The Mismanagement of Freedom
In the disease of addiction, mismanagement of freedom – can have it’s own perils. Freely prescribed prescription drugs, new freedoms for young adults entering college, and financial freedom for successful businessmen and women – can lead to the freedom to use, use, and potentially get addicted to – drugs and alcohol to cope with life’s stressors, corporate expectations, or school and peer pressures. When independence isn’t properly managed, we may not be able to live as freely as we desire. When freedom isn’t kept in perspective, addiction makes the choices for those with the disease – and independence can quickly become dependence.
When a Loved One Struggles with Dependence – and Independence

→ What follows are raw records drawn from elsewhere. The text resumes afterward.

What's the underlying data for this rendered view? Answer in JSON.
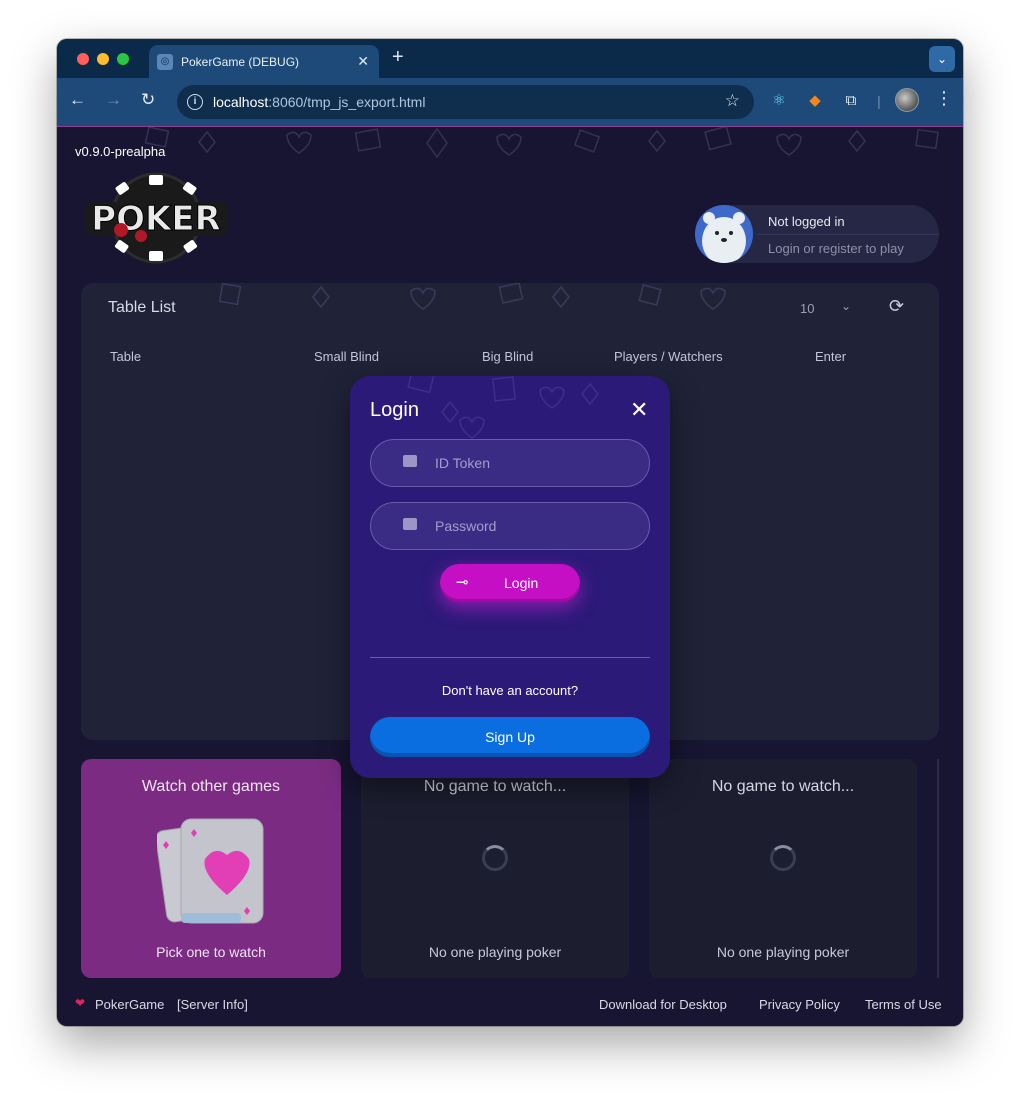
{
  "browser": {
    "tab_title": "PokerGame (DEBUG)",
    "tab_close": "✕",
    "new_tab": "+",
    "url_host": "localhost",
    "url_path": ":8060/tmp_js_export.html"
  },
  "app": {
    "version": "v0.9.0-prealpha",
    "logo_text": "POKER"
  },
  "user": {
    "status": "Not logged in",
    "hint": "Login or register to play"
  },
  "table_list": {
    "title": "Table List",
    "page_size": "10",
    "columns": [
      "Table",
      "Small Blind",
      "Big Blind",
      "Players / Watchers",
      "Enter"
    ]
  },
  "login_modal": {
    "title": "Login",
    "close": "✕",
    "id_placeholder": "ID Token",
    "password_placeholder": "Password",
    "login_label": "Login",
    "no_account": "Don't have an account?",
    "signup_label": "Sign Up"
  },
  "watch": {
    "main_title": "Watch other games",
    "main_sub": "Pick one to watch",
    "slots": [
      {
        "title": "No game to watch...",
        "sub": "No one playing poker"
      },
      {
        "title": "No game to watch...",
        "sub": "No one playing poker"
      }
    ]
  },
  "footer": {
    "brand": "PokerGame",
    "server_info": "[Server Info]",
    "download": "Download for Desktop",
    "privacy": "Privacy Policy",
    "terms": "Terms of Use"
  },
  "colors": {
    "page_bg": "#171531",
    "modal_bg": "#2b1a78",
    "login_button": "#c40fc4",
    "signup_button": "#0a6ee0",
    "watch_card": "#7b2c82"
  }
}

Watching a loved one struggle with addiction and struggle with managing their independence in how they live their life can be extremely painful. You may feel like it’d be best if you took over – hijacked their life and made the right decisions for them: the decision to break up with her drug dealing boyfriend, to stop after one beer, to go to rehab. The truth is, you can’t make those decisions for your loved one. It is their life and it comes with their own freedoms. That being said, you can help friends, family members and loved ones in managing their independence by: 1. Not Accommodating the Dependence Addiction is a disease that affects the whole family. It can seep into the home, into the relationships, and minds of everyone involved. It’s a progressive disease that will only worsen if not treated. 2. Realizing that you have your own Independence When someone you love is hurting, sick or struggling – it’s easy to lose your independence to their needs. You leave work early to be home with them, you lay awake at night – worrying, you wait for hours for the phone to ring – or for him to return home. You sacrifice your own freedoms to make sure she’s OK. Turning your attention away from someone suffering from addiction doesn’t mean you’re selfish. Realize that you can set boundaries and take care of yourself – and live your life off the roller coaster. 3. Encouraging their Freedom of Choice Whether drugs or alcohol are involved, most people need to make decisions for themselves. A loved one is going to be much more likely to want to do something if they feel it was their choice. Encouraging a loved one to choose treatment and recovery from drugs and alcohol looks like this:
- Supporting, but not begging or bullying them into rehab
- Demonstrating empathy and concern – avoiding sympathy and criticism
- Rolling with resistance
- Taking advice from a professional treatment specialist or interventionist
When will your family celebrate true independence? Not the kind that rolls back around to dangerous choices, triggers and temptations – but the kind that’s been fought for and earned. You and your family were meant to live with life, liberty, and the pursuit of happiness – not with chains and enslavement to addiction. You can recover – and you can have a date to celebrate your freedom. Will it be July 4th?